"For those of us who try to understand the great loss of our loved ones, we may compare our lot with that of Ether. We don't know exactly what happened to Ether's family. The record is silent as to his brothers and sisters and his wife and children, if any. We know little about his own household except that he was a son of Coriantor, who traced his genealogy back to Jared. Ether recorded that Coriantor died after begetting him, having spent his entire life in some form of captivity. Ether records that his great-grandfather Ethem 'was wicked in his days' (Ether 11:11). Ether's grandfather Moron also 'did that which was wicked before the Lord' (Ether 11:14).
"Ether obviously came from difficult circumstances in his home, with somewhat of a 'wicked' environment imposed on the household of his extended family. It is likely that he had little contact with his imprisoned or deceased father during the years of his youth. Somehow I envision a faithful and loving mother who accepted responsibility for her son because of her husband's captivity and untimely death. I know of several faithful men and women who have also lost their fathers early in life. It is a great loss to lose a parent at a young age. Yet many who have done so were taught important principles by their other parent, which resulted in a deep and abiding testimony of the gospel. The abridged record of Ether does not disclose the influence of a wonderful mother or even much detailed information regarding Ether's own immediate family. We are left to wonder about the family's conditions during Ether's youth.
"Of Ether's personal life, we know that he was possessed of an unwavering faith and testimony of the Lord. The record does teach that the loss and destruction of his people, and possibly members of his own family, was so enormous that Ether was left alone. None of his own immediate or extended family survived the tragic civil war that resulted in the death and destruction of an entire people. No person among all of the people would repent and listen to the voice of this great spiritual giant.
'For behold, they rejected all the words of Ether' (Ether 13:2)." (Heroes From the Book of Mormon, pp. 191-2)
Neal A. Maxwell
"Ether was born of a kingly line, but at one point his family was in captivity. Ether's father 'dwelt in captivity all his days.' (Ether 11:23; see also Ether 1:6-33, Ether 6:22-27.) Someday when we have the fulness of such episodes, we may see clearly how Ether's excellence arose out of adversity.

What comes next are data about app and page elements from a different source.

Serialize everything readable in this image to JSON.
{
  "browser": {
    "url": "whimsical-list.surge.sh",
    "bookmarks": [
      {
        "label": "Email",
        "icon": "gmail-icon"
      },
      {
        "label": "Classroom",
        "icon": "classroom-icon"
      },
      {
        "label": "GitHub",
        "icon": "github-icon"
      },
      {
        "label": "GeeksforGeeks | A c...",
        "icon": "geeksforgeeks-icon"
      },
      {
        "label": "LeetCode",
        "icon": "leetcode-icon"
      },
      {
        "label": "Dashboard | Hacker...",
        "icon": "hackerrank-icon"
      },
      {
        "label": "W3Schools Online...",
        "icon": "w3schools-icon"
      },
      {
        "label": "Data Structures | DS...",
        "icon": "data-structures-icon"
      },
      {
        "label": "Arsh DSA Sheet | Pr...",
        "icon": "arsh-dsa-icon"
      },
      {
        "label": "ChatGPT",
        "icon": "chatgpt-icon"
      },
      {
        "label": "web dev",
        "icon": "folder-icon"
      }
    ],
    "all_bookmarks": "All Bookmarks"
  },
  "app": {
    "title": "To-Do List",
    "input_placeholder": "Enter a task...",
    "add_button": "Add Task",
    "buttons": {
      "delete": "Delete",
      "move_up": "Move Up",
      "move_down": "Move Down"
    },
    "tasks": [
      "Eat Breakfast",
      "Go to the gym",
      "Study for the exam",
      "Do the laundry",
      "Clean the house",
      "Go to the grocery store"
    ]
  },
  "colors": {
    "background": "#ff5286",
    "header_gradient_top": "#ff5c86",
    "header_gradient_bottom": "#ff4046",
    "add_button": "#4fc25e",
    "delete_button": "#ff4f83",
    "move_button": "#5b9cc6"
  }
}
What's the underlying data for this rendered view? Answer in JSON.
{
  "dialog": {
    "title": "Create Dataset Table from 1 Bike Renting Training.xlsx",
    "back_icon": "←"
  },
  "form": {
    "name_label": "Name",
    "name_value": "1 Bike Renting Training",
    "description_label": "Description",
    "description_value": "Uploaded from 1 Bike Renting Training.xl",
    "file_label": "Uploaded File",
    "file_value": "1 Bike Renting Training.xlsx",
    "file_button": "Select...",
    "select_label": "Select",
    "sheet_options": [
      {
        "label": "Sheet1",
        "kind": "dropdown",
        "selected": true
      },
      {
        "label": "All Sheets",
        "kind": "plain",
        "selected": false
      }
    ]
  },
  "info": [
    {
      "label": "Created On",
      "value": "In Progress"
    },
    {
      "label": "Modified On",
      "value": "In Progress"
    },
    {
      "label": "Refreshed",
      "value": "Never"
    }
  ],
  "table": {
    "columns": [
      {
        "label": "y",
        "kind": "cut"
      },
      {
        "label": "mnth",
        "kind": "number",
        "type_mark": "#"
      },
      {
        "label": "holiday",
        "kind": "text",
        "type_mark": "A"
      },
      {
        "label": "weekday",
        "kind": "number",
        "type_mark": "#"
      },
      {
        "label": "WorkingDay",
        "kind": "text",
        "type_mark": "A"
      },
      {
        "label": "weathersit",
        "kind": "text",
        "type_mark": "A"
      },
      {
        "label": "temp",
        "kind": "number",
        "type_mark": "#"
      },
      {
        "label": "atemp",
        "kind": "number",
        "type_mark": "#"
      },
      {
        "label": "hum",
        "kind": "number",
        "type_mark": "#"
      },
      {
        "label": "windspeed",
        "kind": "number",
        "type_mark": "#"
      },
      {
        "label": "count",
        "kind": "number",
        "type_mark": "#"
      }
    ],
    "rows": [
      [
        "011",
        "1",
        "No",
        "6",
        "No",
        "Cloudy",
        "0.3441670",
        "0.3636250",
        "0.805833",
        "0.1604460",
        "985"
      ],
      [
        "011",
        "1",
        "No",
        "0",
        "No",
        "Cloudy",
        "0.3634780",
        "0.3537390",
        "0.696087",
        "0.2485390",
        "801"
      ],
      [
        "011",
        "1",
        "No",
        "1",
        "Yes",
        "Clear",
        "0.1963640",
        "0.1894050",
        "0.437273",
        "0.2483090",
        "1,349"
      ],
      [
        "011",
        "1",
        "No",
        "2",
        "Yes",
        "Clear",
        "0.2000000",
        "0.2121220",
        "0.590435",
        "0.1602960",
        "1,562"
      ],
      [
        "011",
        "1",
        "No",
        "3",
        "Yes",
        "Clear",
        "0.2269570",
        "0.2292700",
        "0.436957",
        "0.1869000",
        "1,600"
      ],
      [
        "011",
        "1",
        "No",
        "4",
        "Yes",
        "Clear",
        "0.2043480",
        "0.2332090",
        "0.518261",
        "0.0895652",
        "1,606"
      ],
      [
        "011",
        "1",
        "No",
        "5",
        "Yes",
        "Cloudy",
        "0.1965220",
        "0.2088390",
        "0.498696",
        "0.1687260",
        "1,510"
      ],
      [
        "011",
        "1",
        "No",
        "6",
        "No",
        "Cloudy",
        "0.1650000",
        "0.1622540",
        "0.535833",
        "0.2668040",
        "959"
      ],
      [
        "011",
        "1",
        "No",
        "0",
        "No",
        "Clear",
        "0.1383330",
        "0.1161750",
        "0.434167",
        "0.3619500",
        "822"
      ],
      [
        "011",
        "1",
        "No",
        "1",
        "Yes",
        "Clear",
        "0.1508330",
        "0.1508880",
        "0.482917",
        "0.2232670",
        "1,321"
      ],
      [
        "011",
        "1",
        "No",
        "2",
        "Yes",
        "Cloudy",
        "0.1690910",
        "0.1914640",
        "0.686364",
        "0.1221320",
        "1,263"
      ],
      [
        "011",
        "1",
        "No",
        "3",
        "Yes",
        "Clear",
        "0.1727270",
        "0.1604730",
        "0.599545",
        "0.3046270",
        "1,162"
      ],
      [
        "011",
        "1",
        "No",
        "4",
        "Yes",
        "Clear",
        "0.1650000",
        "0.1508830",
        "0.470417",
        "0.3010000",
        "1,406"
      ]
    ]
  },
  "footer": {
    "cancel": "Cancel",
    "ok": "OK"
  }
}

"So far as we can tell, Ether, like Joseph in Egypt, was not consumed by resentment or bitterness as a result of his captivity. It is so easy for us to overlook how Ether might have been disabled by this early experience, but he refused to let himself become emotionally crippled. Yet here was someone born of a royal line who spent much of his time living and writing in a cave." (Ensign, Aug. 1978, "Three Jaredites")